(2) Their passions, interests, gifts, talents, life experiences, and abilities.
It would be poor stewardship for someone to neglect those things given by God because the global market discourages them. The Spirit must lead our members in the process of selecting majors and vocations. Have them ask: “How has God developed me over the years?”
It’s not wrong for students to move into less marketable skills and degrees. This may be the Lord’s will for them. If so, shepherd them in this direction for the sake of the kingdom.
Teach people how can they can find a job and use it to make disciples locally and globally.
However, students need to know that not all passions, interests, and degrees are of equal value and open many doors in the marketplace. Students also need to beware of potential massive debt and the inability of certain degrees and vocations to provide a sustainable income to pay off that debt. Many young people have been hindered in their kingdom service by financial shackles. Some degrees and vocations don’t even provide a sustainable lifestyle even when the person is debt free.
(3) Where marketplace opportunities overlap with passions/interests/gifts and the locations of unreached peoples.
Finding this information will require prayer, time, and research. Teach students to look for marketplace opportunities that allow them to apply their vocation among unreached peoples.
6. Provide Connections between Mature Believers in the Marketplace and Students
Men and women in your church who have been living out a kingdom ethic in the marketplace and making disciples should pour their wisdom and experience into the next generation. Connect them with your high school and college students.
Let them speak into students’ lives about:
- Obtaining marketable skills
- Choosing a vocation
- Developing a CV
- Working internships
- Developing a good work ethic
- Developing analytical reasoning skills
- How to dress for the workplace
- How to speak and act during an interview
- How to make disciples through a vocation
Breaking from the status quo of neglecting to shepherd our members to the marketplace will require pastors to take a risk and try something, even if they don’t have all the answers. Pastors, we’re not called to be career guidance counselors, but shepherds. It’s my hope that we’ll move toward better stewardship of our pastoral ministries while we help our people work their way to the nations.
J. D. Payne is the pastor of church multiplication with The Church at Brook Hills. He is also a missiologist, author, podcast host, and blogs regularly at jdpayne.org.
- Marketplace Mission: Freelance Your Way to Europe [INFOGRAPHIC] (Britt Powell)
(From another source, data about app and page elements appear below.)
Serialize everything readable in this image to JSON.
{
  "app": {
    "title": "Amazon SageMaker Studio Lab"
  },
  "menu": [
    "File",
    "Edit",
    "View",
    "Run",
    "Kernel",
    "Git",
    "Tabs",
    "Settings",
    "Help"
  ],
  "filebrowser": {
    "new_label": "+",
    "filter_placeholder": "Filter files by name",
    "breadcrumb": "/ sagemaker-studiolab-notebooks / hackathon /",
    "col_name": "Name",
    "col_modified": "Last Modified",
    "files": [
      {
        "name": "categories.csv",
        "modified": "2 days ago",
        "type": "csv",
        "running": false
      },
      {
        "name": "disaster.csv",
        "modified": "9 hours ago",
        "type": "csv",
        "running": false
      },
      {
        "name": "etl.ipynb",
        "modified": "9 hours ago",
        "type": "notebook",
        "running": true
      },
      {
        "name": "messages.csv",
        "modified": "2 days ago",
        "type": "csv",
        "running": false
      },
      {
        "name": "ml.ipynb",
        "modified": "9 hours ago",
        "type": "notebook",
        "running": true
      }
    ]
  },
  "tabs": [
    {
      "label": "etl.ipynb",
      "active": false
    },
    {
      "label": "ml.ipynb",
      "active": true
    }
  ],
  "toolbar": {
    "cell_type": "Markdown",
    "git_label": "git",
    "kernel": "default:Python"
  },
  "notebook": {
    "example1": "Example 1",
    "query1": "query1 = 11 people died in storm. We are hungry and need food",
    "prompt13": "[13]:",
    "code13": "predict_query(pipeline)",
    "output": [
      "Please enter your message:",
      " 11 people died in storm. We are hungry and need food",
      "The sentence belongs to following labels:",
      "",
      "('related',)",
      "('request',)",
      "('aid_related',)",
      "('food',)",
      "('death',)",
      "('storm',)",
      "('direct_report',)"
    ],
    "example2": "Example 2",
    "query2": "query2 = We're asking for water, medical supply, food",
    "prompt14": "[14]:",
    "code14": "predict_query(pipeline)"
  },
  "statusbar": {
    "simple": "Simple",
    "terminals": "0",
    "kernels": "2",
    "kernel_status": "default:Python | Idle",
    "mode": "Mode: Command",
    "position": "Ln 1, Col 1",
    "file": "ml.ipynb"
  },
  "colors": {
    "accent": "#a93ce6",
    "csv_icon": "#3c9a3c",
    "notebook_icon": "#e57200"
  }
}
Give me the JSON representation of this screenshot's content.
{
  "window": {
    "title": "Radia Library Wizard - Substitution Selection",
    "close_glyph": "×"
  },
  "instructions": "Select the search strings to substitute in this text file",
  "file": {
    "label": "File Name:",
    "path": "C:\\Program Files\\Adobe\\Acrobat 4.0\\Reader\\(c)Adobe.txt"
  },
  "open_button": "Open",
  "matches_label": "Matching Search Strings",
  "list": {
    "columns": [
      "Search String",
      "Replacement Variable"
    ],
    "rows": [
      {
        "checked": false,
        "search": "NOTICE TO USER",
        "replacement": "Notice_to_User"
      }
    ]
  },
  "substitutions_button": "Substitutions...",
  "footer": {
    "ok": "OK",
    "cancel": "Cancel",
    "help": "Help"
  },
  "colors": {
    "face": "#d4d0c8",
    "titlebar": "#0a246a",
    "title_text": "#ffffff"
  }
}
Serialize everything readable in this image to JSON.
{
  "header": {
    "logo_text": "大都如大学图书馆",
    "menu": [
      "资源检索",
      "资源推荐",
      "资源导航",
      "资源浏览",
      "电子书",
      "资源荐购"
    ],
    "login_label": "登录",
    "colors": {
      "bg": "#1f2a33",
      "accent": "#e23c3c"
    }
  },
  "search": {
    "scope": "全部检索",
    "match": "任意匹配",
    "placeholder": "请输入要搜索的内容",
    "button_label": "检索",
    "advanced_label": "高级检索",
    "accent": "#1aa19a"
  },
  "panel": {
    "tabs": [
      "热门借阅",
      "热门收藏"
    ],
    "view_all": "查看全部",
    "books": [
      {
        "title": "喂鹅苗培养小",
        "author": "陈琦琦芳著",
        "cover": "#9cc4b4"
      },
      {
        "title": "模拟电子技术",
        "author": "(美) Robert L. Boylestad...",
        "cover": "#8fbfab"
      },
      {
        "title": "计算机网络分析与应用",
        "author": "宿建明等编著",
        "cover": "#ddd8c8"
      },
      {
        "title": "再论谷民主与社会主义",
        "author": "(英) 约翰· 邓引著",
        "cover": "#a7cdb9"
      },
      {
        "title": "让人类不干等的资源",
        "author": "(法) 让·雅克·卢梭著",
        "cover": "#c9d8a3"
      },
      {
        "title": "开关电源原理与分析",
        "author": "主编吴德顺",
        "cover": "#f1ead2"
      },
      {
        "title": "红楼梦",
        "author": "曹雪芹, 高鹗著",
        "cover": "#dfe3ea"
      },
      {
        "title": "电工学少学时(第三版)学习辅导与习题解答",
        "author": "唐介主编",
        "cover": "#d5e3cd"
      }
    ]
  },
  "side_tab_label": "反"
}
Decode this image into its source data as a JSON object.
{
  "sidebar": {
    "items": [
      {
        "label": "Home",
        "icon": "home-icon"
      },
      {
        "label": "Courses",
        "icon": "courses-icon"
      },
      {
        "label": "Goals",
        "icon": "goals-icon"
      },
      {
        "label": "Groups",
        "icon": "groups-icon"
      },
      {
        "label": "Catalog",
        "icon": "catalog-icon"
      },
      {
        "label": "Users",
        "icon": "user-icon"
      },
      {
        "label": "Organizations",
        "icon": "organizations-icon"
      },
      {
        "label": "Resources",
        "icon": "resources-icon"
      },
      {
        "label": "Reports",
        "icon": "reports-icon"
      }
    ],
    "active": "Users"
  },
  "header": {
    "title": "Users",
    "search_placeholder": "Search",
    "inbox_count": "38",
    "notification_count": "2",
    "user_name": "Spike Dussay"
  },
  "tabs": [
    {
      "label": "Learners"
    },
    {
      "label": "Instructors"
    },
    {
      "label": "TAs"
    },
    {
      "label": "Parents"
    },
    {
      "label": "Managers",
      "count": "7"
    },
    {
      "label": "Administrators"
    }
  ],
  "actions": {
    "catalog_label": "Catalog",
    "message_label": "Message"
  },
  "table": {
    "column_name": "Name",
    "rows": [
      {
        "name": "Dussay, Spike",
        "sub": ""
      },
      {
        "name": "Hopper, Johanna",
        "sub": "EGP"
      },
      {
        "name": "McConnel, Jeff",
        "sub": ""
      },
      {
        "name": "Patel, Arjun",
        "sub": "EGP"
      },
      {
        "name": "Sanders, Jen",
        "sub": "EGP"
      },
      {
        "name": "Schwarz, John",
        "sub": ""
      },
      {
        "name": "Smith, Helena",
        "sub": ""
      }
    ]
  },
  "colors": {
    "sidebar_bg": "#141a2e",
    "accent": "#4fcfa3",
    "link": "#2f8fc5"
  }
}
- Global Cities and Marketplace Initiatives: Pathways to Limitless Sending (Michael O’Neal)
- Marketplace Workers: Fuel for Limitless Sending (Larry McCrary)
- Rethinking My Pathway to Mission—and Yours—Through the Marketplace (Miles Simmons)